Tafkos of Petradolakia in Rethymno prefecture lies south of Anogia, at the site of Petradolakia and, at this point, it is the second deepest cave, after Tafkoura, in the area of Psiloritis.
One of the first potholes to be explored by the French speleologists in the 80s and 90s, at an altitude of 1.437 meters, Tafkos of Petradolakia is 475 meters in depth and the length of its corridors reaches 380 meters.
Its entrance is formed in a limestone of Tripoli and after the first 100 meters it digs into limestone plates of Psiloritis. Along the way, the Tafkos of Petradolakia has over 20 precipices with an average depth of 30 meters and, several of them, 45 and 60 meters deep creating waterfalls with large amounts of water. The flow of the water is constant throughout the year, with large variations in flow rate at the depth of 23 meters and below.

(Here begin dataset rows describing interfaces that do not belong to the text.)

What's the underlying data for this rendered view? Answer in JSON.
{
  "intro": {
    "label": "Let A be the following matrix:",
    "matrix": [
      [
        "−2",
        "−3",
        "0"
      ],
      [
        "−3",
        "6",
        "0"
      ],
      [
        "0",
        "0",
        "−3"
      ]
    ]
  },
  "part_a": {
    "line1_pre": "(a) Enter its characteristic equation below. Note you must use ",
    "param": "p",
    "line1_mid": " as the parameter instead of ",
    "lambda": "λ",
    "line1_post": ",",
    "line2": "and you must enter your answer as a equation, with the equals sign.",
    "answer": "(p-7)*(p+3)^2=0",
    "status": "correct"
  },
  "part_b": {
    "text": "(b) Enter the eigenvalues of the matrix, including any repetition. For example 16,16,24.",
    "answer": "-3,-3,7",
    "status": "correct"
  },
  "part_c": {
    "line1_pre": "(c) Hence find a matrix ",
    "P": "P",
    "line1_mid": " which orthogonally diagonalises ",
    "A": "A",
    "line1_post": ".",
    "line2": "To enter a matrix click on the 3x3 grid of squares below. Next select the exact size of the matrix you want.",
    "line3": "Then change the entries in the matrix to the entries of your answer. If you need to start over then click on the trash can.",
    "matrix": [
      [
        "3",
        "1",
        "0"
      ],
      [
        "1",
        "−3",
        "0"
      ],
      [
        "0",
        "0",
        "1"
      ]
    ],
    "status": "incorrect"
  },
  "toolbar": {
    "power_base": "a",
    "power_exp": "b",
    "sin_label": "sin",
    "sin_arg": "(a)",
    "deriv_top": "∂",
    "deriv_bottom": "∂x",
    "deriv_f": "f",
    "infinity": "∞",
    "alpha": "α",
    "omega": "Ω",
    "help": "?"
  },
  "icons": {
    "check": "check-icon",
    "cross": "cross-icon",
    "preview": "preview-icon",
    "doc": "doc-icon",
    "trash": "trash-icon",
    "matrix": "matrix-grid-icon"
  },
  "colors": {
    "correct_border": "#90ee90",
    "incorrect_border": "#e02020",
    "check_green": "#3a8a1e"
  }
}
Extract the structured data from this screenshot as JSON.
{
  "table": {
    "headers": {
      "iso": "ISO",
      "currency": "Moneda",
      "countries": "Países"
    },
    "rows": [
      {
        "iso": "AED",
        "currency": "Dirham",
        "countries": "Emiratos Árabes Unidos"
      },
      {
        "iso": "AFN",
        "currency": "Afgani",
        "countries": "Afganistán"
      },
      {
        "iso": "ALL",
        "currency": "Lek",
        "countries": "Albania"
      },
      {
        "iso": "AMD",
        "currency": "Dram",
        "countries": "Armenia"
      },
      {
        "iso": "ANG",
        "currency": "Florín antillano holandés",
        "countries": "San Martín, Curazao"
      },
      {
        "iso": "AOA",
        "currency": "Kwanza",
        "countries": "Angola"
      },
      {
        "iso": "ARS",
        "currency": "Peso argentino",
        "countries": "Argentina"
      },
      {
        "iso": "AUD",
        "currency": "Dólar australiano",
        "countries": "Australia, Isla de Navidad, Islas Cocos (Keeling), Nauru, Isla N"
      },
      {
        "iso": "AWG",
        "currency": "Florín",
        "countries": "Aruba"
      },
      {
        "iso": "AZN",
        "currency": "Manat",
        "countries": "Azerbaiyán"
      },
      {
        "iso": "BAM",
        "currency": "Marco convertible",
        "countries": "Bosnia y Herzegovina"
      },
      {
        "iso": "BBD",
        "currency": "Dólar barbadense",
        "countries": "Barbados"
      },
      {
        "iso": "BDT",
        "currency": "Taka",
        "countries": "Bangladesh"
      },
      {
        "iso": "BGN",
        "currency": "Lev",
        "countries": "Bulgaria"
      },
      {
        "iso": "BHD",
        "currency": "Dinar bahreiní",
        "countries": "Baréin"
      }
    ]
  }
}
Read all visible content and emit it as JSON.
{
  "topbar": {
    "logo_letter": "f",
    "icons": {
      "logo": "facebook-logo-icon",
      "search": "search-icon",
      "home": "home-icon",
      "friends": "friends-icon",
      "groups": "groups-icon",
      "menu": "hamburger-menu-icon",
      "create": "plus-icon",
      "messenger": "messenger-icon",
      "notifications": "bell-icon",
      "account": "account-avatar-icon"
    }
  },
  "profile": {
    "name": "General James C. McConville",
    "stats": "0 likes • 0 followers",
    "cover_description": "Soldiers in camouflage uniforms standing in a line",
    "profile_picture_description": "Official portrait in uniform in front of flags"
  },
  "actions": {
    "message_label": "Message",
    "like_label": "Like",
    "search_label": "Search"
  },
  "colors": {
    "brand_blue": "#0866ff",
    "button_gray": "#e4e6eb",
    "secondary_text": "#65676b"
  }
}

In winter, the water level in the cave forbids its accessing from November to April, while the conditions are quite difficult even during the summer, since the water temperature is only 6 degrees Celsius.
The Tafkos of Petradolakia, consisting of at least 20 impressive vertical wells with an average depth of 30-40 meters, has rich decoration of all kinds, such as stalactites, stalagmites, columns, stone basins, helictites, corals etc.
Along the largest chamber of the cave, known as “the room of the deer”, fossilized skull fragments of a deer were found, an animal that is considered to have been living in Crete 50,000 years ago. Similar fossils have been found in other caves of Psiloritis.
The Tafkos of Petradolakia ends at the siphon where the French cavers dived in 1991. The water circulating in the cave’s depths probably ends up in underwater torrents in the northern coasts of Heraklio.